**Work order:**
Copy the result of filtering the entries below for lines that include the string "this".

**Data for review:**
-=-=-=-=-

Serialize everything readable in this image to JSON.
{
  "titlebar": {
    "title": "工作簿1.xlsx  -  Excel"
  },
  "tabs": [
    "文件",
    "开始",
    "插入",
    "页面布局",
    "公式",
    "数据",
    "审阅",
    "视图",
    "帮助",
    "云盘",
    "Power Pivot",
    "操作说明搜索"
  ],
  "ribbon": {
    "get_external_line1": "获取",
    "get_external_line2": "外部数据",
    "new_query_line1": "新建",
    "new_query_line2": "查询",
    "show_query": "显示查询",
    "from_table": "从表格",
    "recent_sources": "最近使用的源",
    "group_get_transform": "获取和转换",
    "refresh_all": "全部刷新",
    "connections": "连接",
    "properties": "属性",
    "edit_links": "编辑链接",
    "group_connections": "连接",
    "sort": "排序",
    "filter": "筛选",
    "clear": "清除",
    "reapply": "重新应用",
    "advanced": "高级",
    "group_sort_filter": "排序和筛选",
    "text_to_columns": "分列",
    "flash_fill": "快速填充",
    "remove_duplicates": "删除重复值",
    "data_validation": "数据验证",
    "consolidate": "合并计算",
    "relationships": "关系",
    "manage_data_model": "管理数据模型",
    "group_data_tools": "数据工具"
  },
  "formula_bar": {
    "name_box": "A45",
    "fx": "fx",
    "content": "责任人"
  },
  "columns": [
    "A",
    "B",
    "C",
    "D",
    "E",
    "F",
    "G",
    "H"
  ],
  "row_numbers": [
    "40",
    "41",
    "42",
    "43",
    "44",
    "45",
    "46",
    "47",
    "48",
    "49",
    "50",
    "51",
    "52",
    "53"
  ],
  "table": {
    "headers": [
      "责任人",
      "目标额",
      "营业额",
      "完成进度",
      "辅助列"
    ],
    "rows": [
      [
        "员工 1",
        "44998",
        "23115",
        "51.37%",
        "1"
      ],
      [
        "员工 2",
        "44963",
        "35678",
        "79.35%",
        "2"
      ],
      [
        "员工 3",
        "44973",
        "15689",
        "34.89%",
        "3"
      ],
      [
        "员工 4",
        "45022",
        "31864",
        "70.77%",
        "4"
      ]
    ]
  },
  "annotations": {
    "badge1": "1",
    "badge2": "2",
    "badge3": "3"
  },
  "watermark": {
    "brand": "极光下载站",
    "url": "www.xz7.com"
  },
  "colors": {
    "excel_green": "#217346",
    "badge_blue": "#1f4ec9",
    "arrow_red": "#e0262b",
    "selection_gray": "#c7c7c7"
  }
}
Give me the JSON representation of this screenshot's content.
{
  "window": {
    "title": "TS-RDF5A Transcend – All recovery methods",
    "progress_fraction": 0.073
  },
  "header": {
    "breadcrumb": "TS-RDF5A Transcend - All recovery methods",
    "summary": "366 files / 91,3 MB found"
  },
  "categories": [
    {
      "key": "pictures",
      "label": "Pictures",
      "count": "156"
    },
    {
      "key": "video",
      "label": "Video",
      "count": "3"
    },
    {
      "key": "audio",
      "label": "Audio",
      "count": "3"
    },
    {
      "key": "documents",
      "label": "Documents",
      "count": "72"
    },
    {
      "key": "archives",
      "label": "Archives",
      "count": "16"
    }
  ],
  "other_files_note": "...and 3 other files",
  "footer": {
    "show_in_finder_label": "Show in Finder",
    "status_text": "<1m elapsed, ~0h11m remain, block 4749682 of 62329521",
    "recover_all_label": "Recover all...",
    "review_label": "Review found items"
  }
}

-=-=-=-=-

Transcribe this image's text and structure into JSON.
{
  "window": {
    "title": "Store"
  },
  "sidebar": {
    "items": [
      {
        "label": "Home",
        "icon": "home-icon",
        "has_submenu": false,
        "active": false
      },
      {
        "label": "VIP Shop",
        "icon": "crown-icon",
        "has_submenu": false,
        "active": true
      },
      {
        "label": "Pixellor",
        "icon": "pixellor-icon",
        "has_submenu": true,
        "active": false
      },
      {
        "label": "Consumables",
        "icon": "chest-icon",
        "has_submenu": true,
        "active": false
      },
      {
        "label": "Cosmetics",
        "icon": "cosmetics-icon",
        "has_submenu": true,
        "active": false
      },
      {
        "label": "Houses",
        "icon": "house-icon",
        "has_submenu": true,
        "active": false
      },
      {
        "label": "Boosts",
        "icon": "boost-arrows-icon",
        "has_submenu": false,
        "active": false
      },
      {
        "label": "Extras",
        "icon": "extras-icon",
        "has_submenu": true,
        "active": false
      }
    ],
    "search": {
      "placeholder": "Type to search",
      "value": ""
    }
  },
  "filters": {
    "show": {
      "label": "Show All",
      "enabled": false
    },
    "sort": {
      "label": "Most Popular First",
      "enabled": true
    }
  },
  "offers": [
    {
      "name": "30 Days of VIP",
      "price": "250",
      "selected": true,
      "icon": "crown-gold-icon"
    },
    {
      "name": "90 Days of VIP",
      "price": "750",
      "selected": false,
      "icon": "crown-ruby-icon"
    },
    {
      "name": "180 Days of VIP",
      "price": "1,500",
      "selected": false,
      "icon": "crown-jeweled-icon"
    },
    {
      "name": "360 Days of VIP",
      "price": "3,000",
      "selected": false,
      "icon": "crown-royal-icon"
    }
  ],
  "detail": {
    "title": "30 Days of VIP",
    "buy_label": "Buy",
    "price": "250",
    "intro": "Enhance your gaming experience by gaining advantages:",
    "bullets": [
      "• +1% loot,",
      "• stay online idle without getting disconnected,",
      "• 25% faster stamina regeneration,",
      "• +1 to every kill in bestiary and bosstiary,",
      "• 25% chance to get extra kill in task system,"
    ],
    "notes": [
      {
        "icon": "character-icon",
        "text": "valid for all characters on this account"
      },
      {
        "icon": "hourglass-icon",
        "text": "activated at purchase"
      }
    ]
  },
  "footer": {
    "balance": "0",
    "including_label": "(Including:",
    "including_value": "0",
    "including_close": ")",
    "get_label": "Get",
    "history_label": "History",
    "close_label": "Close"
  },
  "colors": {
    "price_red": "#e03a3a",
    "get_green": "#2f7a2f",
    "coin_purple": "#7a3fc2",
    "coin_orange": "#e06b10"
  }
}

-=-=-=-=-

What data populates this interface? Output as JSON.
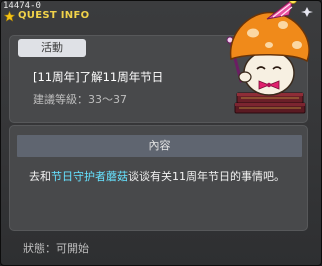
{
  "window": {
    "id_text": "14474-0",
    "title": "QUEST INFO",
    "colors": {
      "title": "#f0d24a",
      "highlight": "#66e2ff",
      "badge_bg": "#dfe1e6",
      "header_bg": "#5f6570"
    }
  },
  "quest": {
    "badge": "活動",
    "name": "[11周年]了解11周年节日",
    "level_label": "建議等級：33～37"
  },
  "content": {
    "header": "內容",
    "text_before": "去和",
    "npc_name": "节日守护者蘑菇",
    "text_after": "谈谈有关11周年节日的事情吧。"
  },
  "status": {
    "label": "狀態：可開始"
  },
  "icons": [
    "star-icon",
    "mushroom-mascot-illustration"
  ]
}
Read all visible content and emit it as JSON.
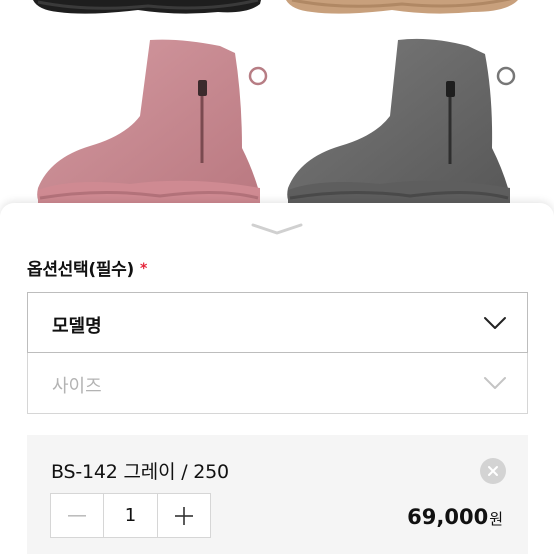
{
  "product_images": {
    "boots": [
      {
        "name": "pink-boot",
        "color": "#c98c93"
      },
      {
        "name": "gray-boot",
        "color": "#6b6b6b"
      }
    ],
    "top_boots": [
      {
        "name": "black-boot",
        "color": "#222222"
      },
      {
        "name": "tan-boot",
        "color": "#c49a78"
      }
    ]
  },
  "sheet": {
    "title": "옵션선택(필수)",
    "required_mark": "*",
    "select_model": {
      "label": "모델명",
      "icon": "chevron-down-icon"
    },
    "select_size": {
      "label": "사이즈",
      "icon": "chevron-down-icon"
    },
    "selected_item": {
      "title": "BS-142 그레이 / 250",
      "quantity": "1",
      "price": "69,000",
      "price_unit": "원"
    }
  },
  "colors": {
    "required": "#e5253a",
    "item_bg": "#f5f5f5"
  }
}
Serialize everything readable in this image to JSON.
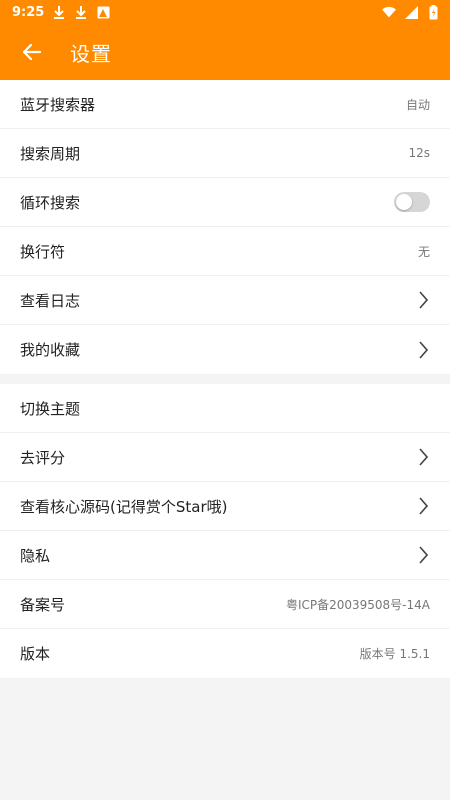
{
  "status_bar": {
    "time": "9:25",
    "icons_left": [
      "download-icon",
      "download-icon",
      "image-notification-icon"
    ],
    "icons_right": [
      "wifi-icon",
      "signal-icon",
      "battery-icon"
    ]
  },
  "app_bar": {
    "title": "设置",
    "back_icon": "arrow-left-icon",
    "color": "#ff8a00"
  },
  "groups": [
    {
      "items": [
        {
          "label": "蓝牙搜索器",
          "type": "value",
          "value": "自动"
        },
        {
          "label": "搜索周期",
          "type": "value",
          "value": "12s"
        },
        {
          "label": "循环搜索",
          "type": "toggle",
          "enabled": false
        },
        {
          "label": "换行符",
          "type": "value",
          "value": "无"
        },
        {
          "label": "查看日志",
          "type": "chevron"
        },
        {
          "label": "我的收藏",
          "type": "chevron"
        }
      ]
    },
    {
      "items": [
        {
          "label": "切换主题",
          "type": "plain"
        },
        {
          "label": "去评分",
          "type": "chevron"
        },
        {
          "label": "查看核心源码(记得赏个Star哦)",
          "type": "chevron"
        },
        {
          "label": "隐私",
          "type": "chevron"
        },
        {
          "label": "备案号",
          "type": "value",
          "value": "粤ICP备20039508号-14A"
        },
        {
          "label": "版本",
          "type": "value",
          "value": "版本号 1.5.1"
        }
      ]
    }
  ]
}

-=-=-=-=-

**Written answer:**
Serialize everything readable in this image to JSON.
Give me the JSON representation of this screenshot's content.
Transcribe this image's text and structure into JSON.
        "text": "valid for all characters on this account"
What data populates this interface? Output as JSON.
Serialize everything readable in this image to JSON.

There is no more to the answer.